By now, after a roller-coaster winter with temperatures bouncing from one extreme to another, area residents should be used to unexpected changes. But spring is coming, and that means the likelihood of violent weather.
Bulloch County Public Safety Director Ted Wynn promotes weather awareness year round but reminds people this week to set aside time to renew plans and make sure you are prepared.
“Spring is just around the corner, and with its arrival comes the threat of severe weather,” he said. “The Bulloch County Emergency Management Agency supports the Georgia Emergency Management Agency and the National Weather Service in observing Feb. 3–7 as Severe Weather Awareness Week.”
And since Thursday’s forecast indicates heavy rains and possible thunderstorms are likely, the awareness week observation is right in time, he said.

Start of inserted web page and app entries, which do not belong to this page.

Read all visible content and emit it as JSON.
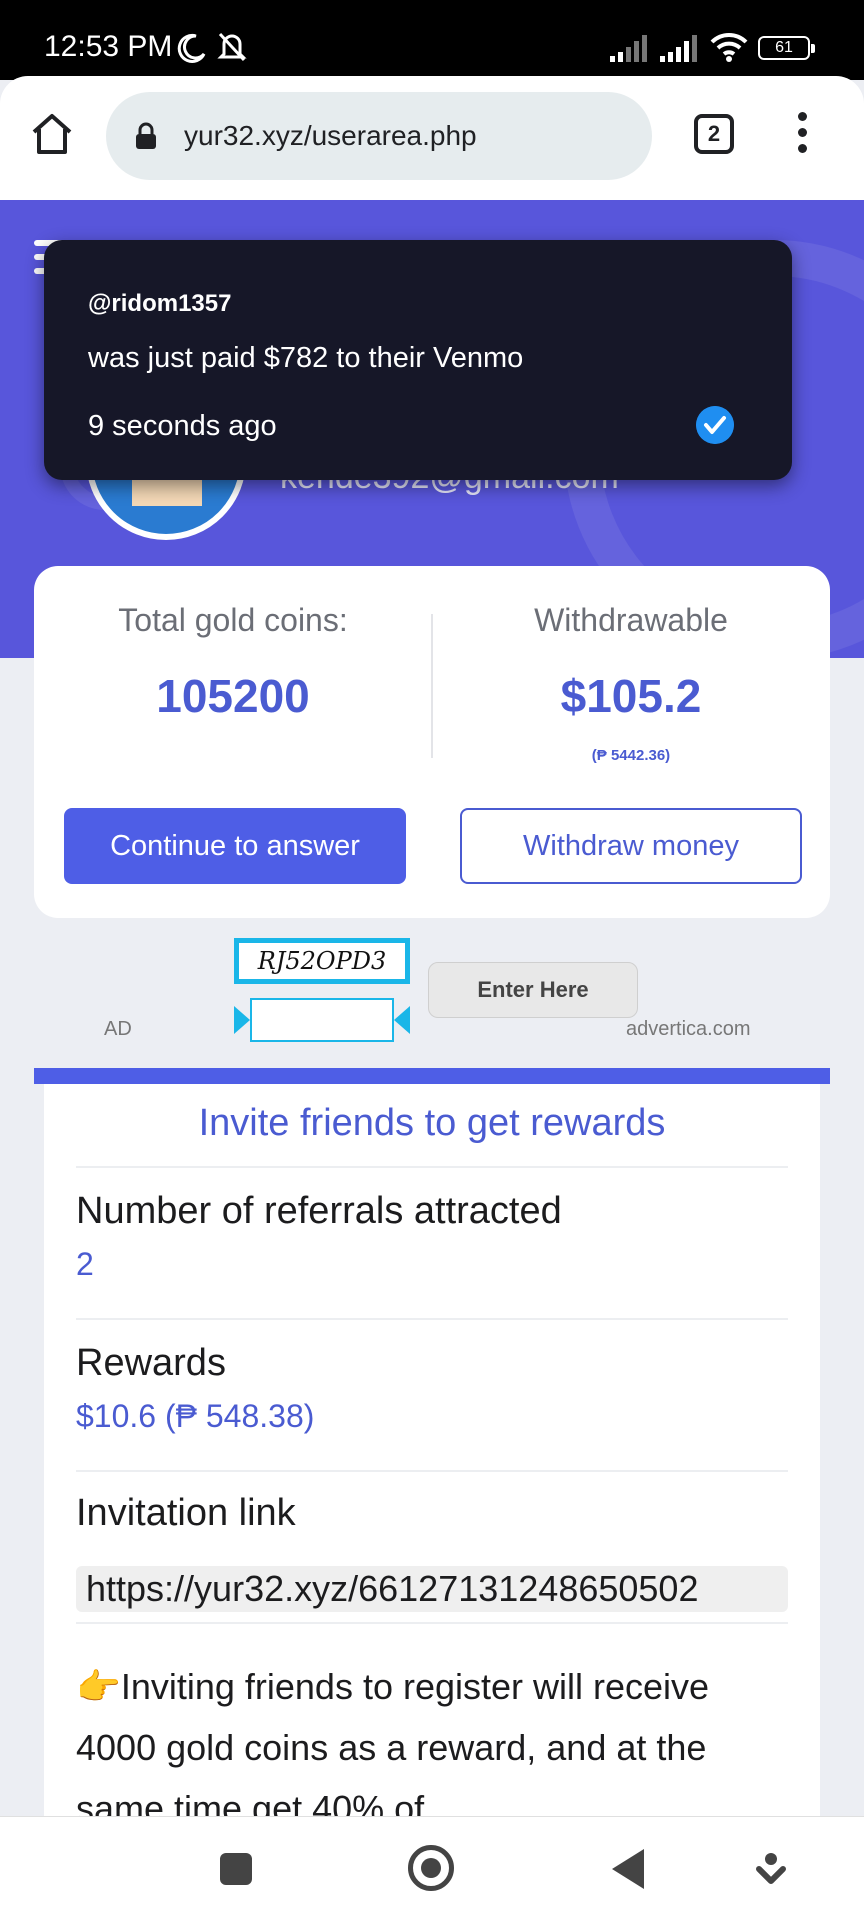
{
  "status_bar": {
    "time": "12:53 PM",
    "battery": "61",
    "icons": [
      "moon-icon",
      "bell-off-icon",
      "signal-icon",
      "signal-icon",
      "wifi-icon",
      "battery-icon"
    ]
  },
  "browser": {
    "url": "yur32.xyz/userarea.php",
    "tab_count": "2"
  },
  "profile": {
    "email": "kende392@gmail.com"
  },
  "stats": {
    "total_label": "Total gold coins:",
    "total_value": "105200",
    "withdrawable_label": "Withdrawable",
    "withdrawable_value": "$105.2",
    "withdrawable_sub": "(₱ 5442.36)",
    "continue_label": "Continue to answer",
    "withdraw_label": "Withdraw money"
  },
  "ad": {
    "label": "AD",
    "captcha": "RJ52OPD3",
    "enter_label": "Enter Here",
    "domain": "advertica.com"
  },
  "invite": {
    "title": "Invite friends to get rewards",
    "referrals_label": "Number of referrals attracted",
    "referrals_value": "2",
    "rewards_label": "Rewards",
    "rewards_value": "$10.6 (₱ 548.38)",
    "link_label": "Invitation link",
    "link_value": "https://yur32.xyz/66127131248650502",
    "text": "👉Inviting friends to register will receive 4000 gold coins as a reward, and at the same time get 40% of"
  },
  "toast": {
    "user": "@ridom1357",
    "message": "was just paid $782 to their Venmo",
    "time": "9 seconds ago"
  },
  "colors": {
    "brand": "#5856db",
    "accent": "#4a5bd1",
    "button": "#4e5ee6",
    "toast_bg": "#161728",
    "check": "#1f8ef1"
  }
}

Wynn asks that families be ready for bad weather by stocking up on emergency supplies and planning a response to inclement weather, and to be prepared in case a strong wind storm or tornado occurs.
The focus on this week’s agenda includes family preparedness and having either a NOAA weather radio or cellphone app that issues weather warnings. People should learn about safety during thunderstorms, tornadoes and lightning and the dangers of flooding.
On Wednesday at 9 a.m., Bulloch County will participate in a statewide tornado drill, he said. This includes some area schools. Others will have tornado drills on other days.
“Bulloch County Schools' campuses will participate in Georgia's Severe Weather Awareness Week tornado drills, but not all will be on Wednesday, which is the scheduled statewide day,” said Bulloch County Schools communications specialist and marketing director Hayley Greene. “Our principals will conduct tornado drills this week at times that best meet the schedule needs of their individual schools.”
Georgia Power Company is also observing Severe Weather Awareness Week, and its media relations office offers the following tips:
- Stay aware and check the weather forecast before heading outdoors.
- Take safe shelter inside a sturdy building, away from windows and doors. Avoid contact with conductors of electricity — appliances, metal objects and water.
- After a storm, never touch any downed or low-hanging wire, including telephone or TV wires that touch a power line. Never pull tree limbs off of power lines yourself or enter areas with debris or downed trees, as downed power lines may be buried in wreckage. Customers should call 911 or Georgia Power immediately if they see a fallen or low-hanging power line.
- Build an emergency kit. A well-built kit should contain enough supplies to get you and your family through three days without electricity or running water.
- During an outage, it's important to know how to safely store your food and medicine.
Herald reporter Holli Deal Saxon may be reached at (912) 489-9414.